Adicione: By Rebecca Carvalho
Brazil has the largest economy in Latin America, its economy is also among the largest in the world. It has a growing domestic economy that has brought up the “status” of the country at the international level, allowing it a favorable economic environment for foreign investment and exportation opportunities. According to Apex Brasil – Brazilian Trade and Investment Promotion Agency, in recent years Brazil has been strengthening its economic role as a major economic platform, and becoming an important market for investors around the world.
A promising example of the economic relationship between Brazil and foreign markets is the Brazil – Peru business roundtable that took place on August 25th of 2011 in Lima, Peru. According to Andina (Agencia Peruana de Noticias), Peru is the sixth largest market for Brazilian exports and Brazil is the third largest provider of Peruvian imports (after the U.S. and China).
Also in the year 2011, the Brazilian meatpacker Marfrig agreed to acquire American company Keystone Foods. . Marfrig will become a leading supplier to American fast-food restaurants like McDonald’s and Burger King. Following this wave of corporate acquisitions, in July (*2011) the American company Dow Chemical’s agreed to sell two plants for production of polypropylene (a type of plastic) in Texas for Braskem, a Brazilian plastic producer.

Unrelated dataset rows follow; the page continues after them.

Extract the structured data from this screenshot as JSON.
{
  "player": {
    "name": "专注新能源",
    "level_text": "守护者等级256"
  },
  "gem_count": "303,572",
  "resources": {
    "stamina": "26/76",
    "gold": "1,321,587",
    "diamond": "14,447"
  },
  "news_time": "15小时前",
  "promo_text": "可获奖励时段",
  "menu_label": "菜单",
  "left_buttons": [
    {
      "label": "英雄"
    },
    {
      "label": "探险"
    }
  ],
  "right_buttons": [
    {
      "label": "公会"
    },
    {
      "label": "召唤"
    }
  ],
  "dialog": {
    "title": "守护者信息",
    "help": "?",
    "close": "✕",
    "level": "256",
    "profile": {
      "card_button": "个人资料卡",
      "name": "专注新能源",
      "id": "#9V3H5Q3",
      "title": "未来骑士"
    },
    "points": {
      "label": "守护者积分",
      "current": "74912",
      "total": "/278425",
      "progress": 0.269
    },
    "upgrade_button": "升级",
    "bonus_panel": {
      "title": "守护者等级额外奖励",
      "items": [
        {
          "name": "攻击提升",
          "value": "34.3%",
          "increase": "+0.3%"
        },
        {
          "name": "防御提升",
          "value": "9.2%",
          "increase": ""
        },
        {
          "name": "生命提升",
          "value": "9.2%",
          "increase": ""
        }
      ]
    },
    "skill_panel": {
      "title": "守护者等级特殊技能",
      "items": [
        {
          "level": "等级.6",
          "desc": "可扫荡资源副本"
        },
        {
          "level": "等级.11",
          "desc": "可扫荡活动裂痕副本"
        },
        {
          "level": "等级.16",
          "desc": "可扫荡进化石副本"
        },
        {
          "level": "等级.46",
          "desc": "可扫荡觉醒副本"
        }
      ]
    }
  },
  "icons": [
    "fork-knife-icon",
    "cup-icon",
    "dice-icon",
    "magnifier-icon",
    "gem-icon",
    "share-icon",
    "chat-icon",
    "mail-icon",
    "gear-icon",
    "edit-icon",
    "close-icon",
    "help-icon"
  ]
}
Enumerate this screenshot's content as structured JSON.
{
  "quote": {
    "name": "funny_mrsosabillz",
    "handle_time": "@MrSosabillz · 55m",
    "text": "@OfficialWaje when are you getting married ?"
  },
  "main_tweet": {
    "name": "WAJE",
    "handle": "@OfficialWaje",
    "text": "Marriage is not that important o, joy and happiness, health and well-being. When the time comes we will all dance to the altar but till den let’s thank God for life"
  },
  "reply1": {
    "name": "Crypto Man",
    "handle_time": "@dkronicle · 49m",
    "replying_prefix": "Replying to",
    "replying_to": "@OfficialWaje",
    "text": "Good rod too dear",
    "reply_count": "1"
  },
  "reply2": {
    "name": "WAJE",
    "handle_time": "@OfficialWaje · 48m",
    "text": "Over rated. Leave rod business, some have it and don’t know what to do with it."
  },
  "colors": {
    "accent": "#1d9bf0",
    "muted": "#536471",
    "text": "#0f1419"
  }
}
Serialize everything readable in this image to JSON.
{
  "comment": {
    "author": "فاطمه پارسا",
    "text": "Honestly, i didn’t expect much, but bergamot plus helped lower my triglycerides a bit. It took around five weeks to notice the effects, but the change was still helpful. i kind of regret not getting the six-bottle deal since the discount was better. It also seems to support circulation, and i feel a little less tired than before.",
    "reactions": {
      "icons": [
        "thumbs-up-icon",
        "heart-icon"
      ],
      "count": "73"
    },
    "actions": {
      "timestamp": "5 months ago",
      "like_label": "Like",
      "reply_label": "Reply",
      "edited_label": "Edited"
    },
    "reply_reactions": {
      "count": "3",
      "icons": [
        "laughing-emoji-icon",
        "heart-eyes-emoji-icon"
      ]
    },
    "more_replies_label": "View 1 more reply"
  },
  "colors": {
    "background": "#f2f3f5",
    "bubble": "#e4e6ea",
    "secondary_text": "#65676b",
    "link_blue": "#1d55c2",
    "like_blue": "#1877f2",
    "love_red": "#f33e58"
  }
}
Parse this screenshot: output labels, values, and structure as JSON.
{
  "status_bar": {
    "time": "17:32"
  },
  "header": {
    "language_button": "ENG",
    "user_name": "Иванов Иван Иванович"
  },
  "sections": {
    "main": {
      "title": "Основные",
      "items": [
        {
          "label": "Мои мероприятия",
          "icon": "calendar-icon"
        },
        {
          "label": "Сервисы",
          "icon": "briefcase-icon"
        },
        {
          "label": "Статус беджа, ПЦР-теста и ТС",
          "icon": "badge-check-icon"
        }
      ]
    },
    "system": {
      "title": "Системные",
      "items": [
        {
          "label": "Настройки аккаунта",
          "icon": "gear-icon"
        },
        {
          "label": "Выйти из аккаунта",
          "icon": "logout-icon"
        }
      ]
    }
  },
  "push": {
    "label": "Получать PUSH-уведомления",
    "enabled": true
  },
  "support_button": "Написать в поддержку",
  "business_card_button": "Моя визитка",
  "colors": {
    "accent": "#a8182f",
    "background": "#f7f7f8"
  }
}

Although marketing agreements reaffirm the important image of the Brazilian economy abroad, the presence of Brazilian high-quality products in international markets plays an important role in breaking stereotypes and disseminating various nuances of the Brazilian culture.
Over many decades, Brazil was considered the country of samba and soccer and only a “supporting actor” in the international economic scenario. While some Brazilian companies have gained international prominence, as is the case of Embraer and Alpargatas (Havaianas), the words “Made in Brazil” come to have strong meaning and represent these days “cool stuff”. Another interesting factor is that the internationalization of the companies helped Brazil to attract more investors to the country.
An interesting international project came from Leblon, a distillery from the state of Minas Gerais which aimed at internationalizing a typical Brazilian product: cachaça. Leblon introduced its products in the U.S. in 2005 and, a year later, in the UK and France. The company concept was to present a highquality cachaça at accessible prices to foreign markets, and also started to teach consumers about Brazil’s cultural history.
At the cultural marketing level, it was a very strategic move. The goal was to popularize cachaça in the world by introducing consumers to the cultural connotations behind it. The company also was eager to teach the difference between cachaça (a Brazilian product) and rum (Caribbean). In the U.S., it is common to hear cachaça being called “Brazilian rum”, however the two drinks are prepared in different ways.
In 2008, Leblon started caipirinha-making lessons. Since then they have spread through Europe and went to Thailand. The campaign to popularize caipirinha, while giving it international quality, helped the cachaça to gain recognition as an authentic product “Made in Brazil.” When a popular high-quality product is associated with the image of a country, it strengthens cultural ties. For example, USA Today called cachaça “the essence of Brazil in a bottle”.